Children will be taken (by bus) to the following swimming sites: the Boys & Girls Club, YWCA of Central Massachusetts, YMCA — Central Branch (Main South), Girls, Inc, WPI, Holy Cross college, Shore Park, Indian Lake, Coes Pond and Bell Pond.

The new Crompton Park pool and Greenwood Spray Park open July 1! To anyone who can make it there on their own steam!

For more info, go to the city’s website.

Summer days in private pools for Worcester’s neighborhood youth

Monday, August 24th, 2009

By Christina Lenis

Smiling faces awaiting summer fun radiate from behind the green nylon seats of a yellow school bus. Outside, staff members wearing light blue t-shirts with the Wheels to Water logo on the front, hold clips boards, marking off names and checking for bright blue wristbands as children continue to board.

The bus engine starts to rumble. The excitement of children on summer vacation can be heard throughout.

The chatter soon seizes as the rules of the day are read by one of five staff members. The rumbling of the engine intensifies and the bus departs.

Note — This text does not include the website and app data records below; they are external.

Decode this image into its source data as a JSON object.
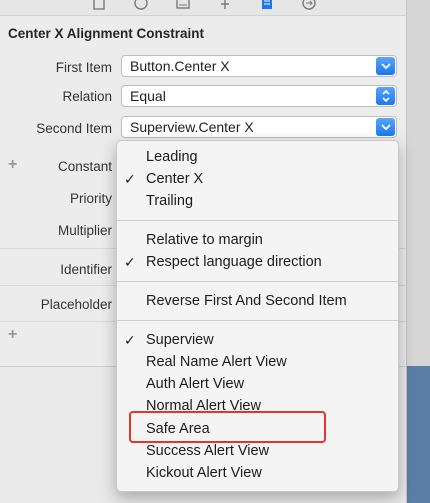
{
  "section_title": "Center X Alignment Constraint",
  "rows": {
    "first_item": {
      "label": "First Item",
      "value": "Button.Center X"
    },
    "relation": {
      "label": "Relation",
      "value": "Equal"
    },
    "second_item": {
      "label": "Second Item",
      "value": "Superview.Center X"
    },
    "constant": {
      "label": "Constant"
    },
    "priority": {
      "label": "Priority"
    },
    "multiplier": {
      "label": "Multiplier"
    },
    "identifier": {
      "label": "Identifier"
    },
    "placeholder": {
      "label": "Placeholder"
    }
  },
  "plus_symbol": "+",
  "menu": {
    "group1": [
      "Leading",
      "Center X",
      "Trailing"
    ],
    "group2": [
      "Relative to margin",
      "Respect language direction"
    ],
    "group3": [
      "Reverse First And Second Item"
    ],
    "group4": [
      "Superview",
      "Real Name Alert View",
      "Auth Alert View",
      "Normal Alert View",
      "Safe Area",
      "Success Alert View",
      "Kickout Alert View"
    ],
    "checkmark": "✓"
  },
  "colors": {
    "accent": "#1a79ec",
    "highlight_box": "#e5342a"
  },
  "icons": [
    "file-icon",
    "help-icon",
    "identity-icon",
    "attributes-icon",
    "size-inspector-icon",
    "connections-icon"
  ]
}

Unfamiliar streets aligned with three deckers pass by on either side of the bus. Suddenly, the wheels hit the freshly paved parking lot, as the bus glides to the entrance of the multi-million dollar Boys and Girls Club on Main St. The chattering intensifies, as the children quickly exit the bus, happy to have arrived. Click to continue »